By Andy Sambidge
New Boeing report says nearly 37,000 new aircraft will be delivered globally over next 20 years
Airlines in the Middle East are forecast to take delivery of nearly 3,000 new aircraft over the next 20 years, according to a new report by US plane maker Boeing.
The region ranks fourth in Boeing's Current Market Outlook with 2,950 planes expected to be delivered by 2033 compared to 13,460 aircraft which will be added to fleets based in Asia Pacific in the same review period.
Globally, Boeing projects a demand for 36,770 new airplanes over the next 20 years, an increase of 4.2 percent from last year's forecast.
The company estimates the total value of those new airplanes at $5.2 trillion.
"This market is strong and resilient," said Randy Tinseth, vice president of Marketing, Boeing Commercial Airplanes.
"With new and more efficient airplanes entering service, the growth in air travel is being driven by customers who want to fly where they want, when they want."
Fueling this year's forecast is the single-aisle market, which is projected to be the fastest growing and most dynamic segment due to the continued emergence of low-cost carriers.
A total of 25,680 new airplanes will be needed in this segment, making up 70 percent of the total units in the forecast.
"Based on the overwhelming amount of orders and deliveries, we see the heart of the single-aisle market in the 160-seat range," said Tinseth.
"There's no question the market is converging to this size, where network flexibility and cost efficiency meet. The Next-Generation 737-800 and new 737 MAX 8 offer our customers the most revenue potential in this mid-sized space."
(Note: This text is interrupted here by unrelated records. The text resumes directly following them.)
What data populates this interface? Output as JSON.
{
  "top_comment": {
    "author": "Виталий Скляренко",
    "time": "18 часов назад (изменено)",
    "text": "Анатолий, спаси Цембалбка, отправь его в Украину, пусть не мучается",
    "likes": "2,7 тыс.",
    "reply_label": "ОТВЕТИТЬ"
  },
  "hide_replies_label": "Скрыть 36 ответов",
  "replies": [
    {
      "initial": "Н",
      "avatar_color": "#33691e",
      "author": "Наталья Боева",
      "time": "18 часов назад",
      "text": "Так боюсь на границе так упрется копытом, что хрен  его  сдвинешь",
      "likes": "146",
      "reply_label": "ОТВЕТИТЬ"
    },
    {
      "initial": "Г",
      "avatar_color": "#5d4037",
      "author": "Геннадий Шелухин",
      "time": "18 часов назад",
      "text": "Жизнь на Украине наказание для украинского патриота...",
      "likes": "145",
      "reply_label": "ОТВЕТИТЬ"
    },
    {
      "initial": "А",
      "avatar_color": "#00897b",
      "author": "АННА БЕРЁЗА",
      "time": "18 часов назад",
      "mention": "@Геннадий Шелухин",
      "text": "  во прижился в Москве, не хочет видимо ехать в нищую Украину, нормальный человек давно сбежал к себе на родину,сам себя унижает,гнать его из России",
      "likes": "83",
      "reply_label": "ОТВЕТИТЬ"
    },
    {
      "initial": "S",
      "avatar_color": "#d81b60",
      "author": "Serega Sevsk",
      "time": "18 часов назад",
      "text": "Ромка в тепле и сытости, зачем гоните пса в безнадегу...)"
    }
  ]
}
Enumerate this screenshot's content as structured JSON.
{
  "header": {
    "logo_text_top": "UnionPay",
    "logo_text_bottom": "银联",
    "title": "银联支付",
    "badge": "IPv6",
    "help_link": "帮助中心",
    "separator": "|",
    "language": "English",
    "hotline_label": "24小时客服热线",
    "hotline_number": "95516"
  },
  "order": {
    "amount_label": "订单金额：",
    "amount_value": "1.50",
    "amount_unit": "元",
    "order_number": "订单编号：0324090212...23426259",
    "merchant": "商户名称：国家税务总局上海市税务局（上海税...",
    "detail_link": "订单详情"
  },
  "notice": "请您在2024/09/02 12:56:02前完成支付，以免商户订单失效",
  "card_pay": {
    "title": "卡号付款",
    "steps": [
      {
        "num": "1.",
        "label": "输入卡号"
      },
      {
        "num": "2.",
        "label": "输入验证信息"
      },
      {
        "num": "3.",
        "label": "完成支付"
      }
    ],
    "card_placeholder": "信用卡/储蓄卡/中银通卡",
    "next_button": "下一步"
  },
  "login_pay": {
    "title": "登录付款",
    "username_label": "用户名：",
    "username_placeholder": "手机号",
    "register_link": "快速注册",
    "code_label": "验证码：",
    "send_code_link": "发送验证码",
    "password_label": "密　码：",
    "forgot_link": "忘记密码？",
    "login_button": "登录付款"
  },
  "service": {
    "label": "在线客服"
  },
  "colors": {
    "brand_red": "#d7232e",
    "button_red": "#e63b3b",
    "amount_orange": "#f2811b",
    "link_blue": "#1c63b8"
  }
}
Boeing forecasts that 8,600 new airplanes will be needed in the twin-aisle segment, led by small widebody airplanes in the 200 to 300 seat range such as the 787-8 and 787-9 Dreamliner.
This year's forecast reflects a continued shift in demand from very large airplanes to efficient new twin-engine products such as the 787-10 and new 777X.
"With the most comprehensive widebody lineup in the industry, we're confident that we will meet our customers' needs now and in the future," Tinseth added.